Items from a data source
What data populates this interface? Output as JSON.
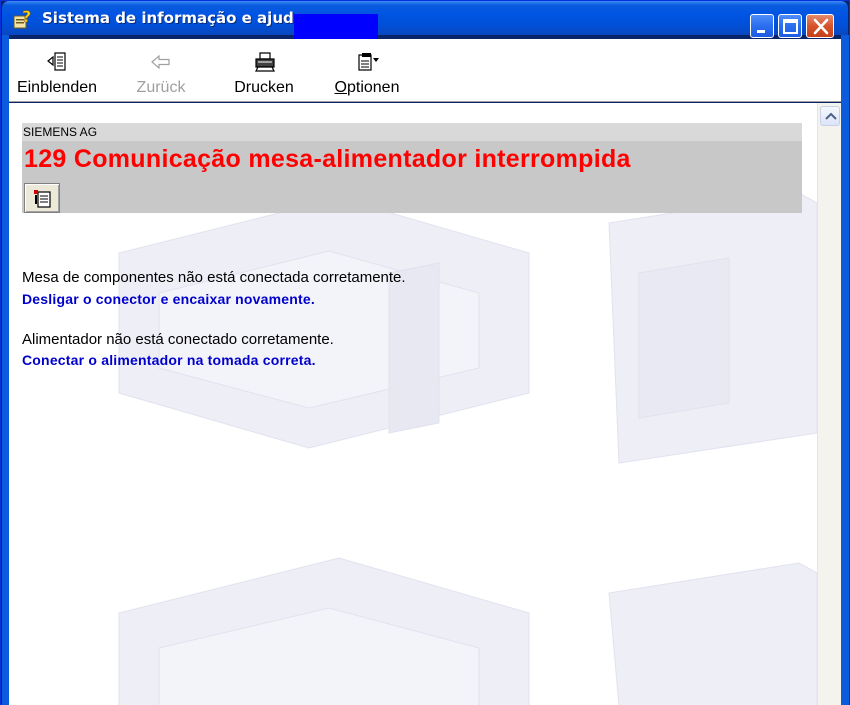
{
  "window": {
    "title": "Sistema de informação e ajuda",
    "minimize_label": "",
    "maximize_label": "",
    "close_label": ""
  },
  "toolbar": {
    "show_label": "Einblenden",
    "back_label": "Zurück",
    "print_label": "Drucken",
    "options_label_first": "O",
    "options_label_rest": "ptionen"
  },
  "content": {
    "company": "SIEMENS AG",
    "error_title": "129  Comunicação mesa-alimentador interrompida",
    "issues": [
      {
        "problem": "Mesa de componentes não está conectada corretamente.",
        "solution": "Desligar o conector e encaixar novamente."
      },
      {
        "problem": "Alimentador não está conectado corretamente.",
        "solution": "Conectar o alimentador na tomada correta."
      }
    ]
  },
  "colors": {
    "title_bar": "#0054e3",
    "error_title": "#ff0000",
    "solution_text": "#0000cc",
    "header_panel": "#c8c8c8"
  },
  "icons": {
    "title": "help-question-icon",
    "show": "show-pane-icon",
    "back": "back-arrow-icon",
    "print": "printer-icon",
    "options": "options-icon",
    "page": "page-tools-icon"
  }
}
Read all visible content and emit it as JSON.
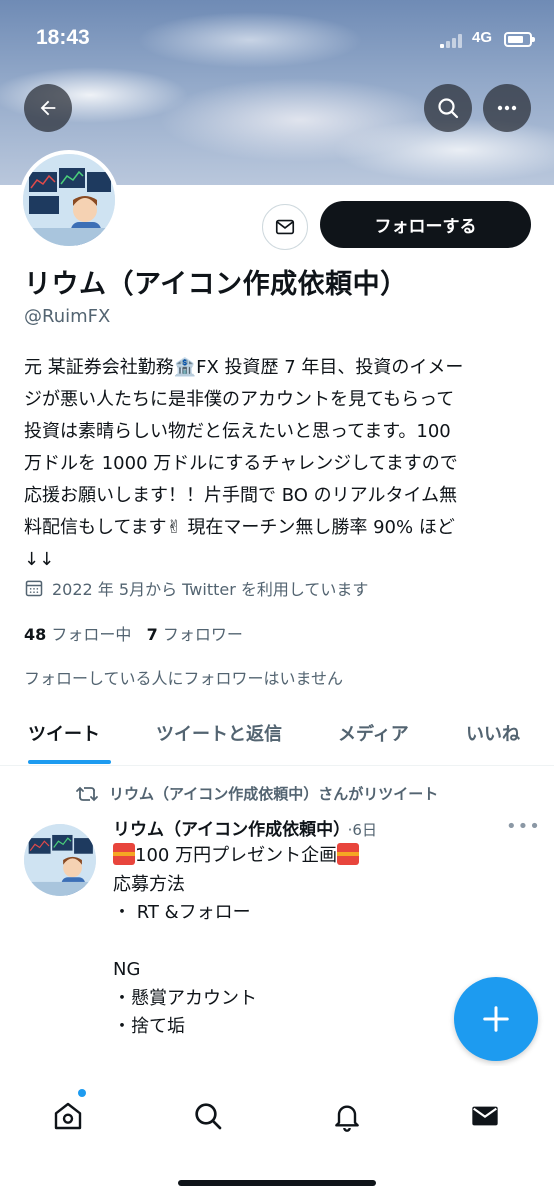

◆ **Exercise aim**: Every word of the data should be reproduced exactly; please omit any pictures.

◆ **Answer below**:
What data populates this interface? Output as JSON.
{
  "window": {
    "title": "Sistema de informação e ajuda",
    "minimize_label": "",
    "maximize_label": "",
    "close_label": ""
  },
  "toolbar": {
    "show_label": "Einblenden",
    "back_label": "Zurück",
    "print_label": "Drucken",
    "options_label_first": "O",
    "options_label_rest": "ptionen"
  },
  "content": {
    "company": "SIEMENS AG",
    "error_title": "129  Comunicação mesa-alimentador interrompida",
    "issues": [
      {
        "problem": "Mesa de componentes não está conectada corretamente.",
        "solution": "Desligar o conector e encaixar novamente."
      },
      {
        "problem": "Alimentador não está conectado corretamente.",
        "solution": "Conectar o alimentador na tomada correta."
      }
    ]
  },
  "colors": {
    "title_bar": "#0054e3",
    "error_title": "#ff0000",
    "solution_text": "#0000cc",
    "header_panel": "#c8c8c8"
  },
  "icons": {
    "title": "help-question-icon",
    "show": "show-pane-icon",
    "back": "back-arrow-icon",
    "print": "printer-icon",
    "options": "options-icon",
    "page": "page-tools-icon"
  }
}
Read all visible content and emit it as JSON.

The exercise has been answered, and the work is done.